As a reader what do I look for in a novel? Naturally this analysis is personal, a result of my attitudes and emotional needs and my experience of life, novels and writing. The writers in the brackets are simply those who spring to mind, in some cases (Zusak, Michaels, Lee, Ondaatje, Levy, Butler) on the strength of a single but deeply memorable novel once read.
Four features are key, emotionally and analytically:
1. Extraordinary sentences that demand rereading for music, wit, insight or structural perfection. (Carol Shields, George Eliot, Marilynne Robinson, Dickens, Jane Austen, Ian McEwan)
2. Imaginative, daring word choices and combinations that may include imagery. (Siobhan Dowd, Dickens, Geraldine McCaugrean, Toni Morrison, D.H. Lawrence, Susan Fletcher, Anne Michaels, Markus Zusak) Continue reading
Ambassadors, Alopecia UK: Heather Fisher (England rugby), Joanna Rowsell (cyclist, Olympic gold), Sue Hampton, John Altman (composer, saxophonist, conductor) and Joelle (singer).
As an Ambassador for Alopecia UK I’ve heard hundreds of stories of hair loss and they’re all different. Some have lived with it since birth while others kept a full head of hair right up to their fifties, sixties or beyond. There’s no best time for Alopecia to strike, but no doubt that during the teenage years it brings particular challenges. Through this small but active charity I’ve met lots of teenagers affected by the condition in one form or another. But sometimes I meet their mums first, or even instead, because the young ‘sufferers’ they love can’t face such a community and don’t want to belong to it. They just want hair. And hair, not support, is what they think they need. Continue reading
The BBC’s charter identifies its purpose: to inform, educate and entertain. This blog is not concerned whether it now achieves these goals (although I am concerned about that) but debates the purpose of the author in writing a novel. It might sometimes appear that authors write for money, fame or self-promotion – but if that’s the case, a VERY tiny minority succeed. But some – Alan Gibbons, Malorie Blackman and Michael Morpurgo, to name three I respect – write from conviction, to explore real issues important to them. Do writers have a purpose or role in society and if so, do these three verbs fit? Continue reading
Where to begin? Of course, of all pages the first is the most thoroughly worked and reworked to the verge of insanity. In fact, it’s the most likely to fall victim to highlight and delete, or strangulation by tweaking. After all, with that blank screen there are so many options. But once it’s filled, so much is already determined. From the start, voice sets the tone and provides the perameters of plot and register.
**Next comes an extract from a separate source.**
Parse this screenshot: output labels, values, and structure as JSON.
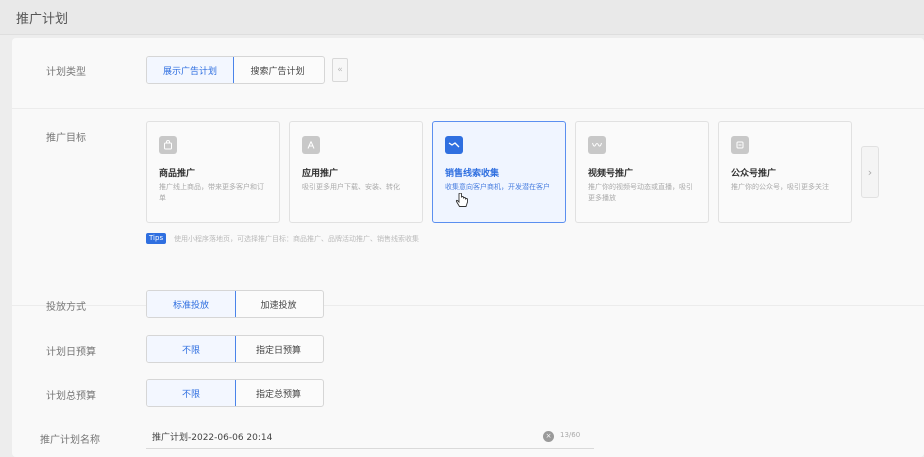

I’ve only used a first person narrative three times in over twenty novels, but I think that’s another blog post… So, the next question: character or setting? Because my characters drive the story, I usually start with whoever is at the helm – unless there’s a pressing reason to do otherwise: to establish time and place first and then zoom in on this figure in the midst of the scene, or to create an atmosphere defining genre. Continue reading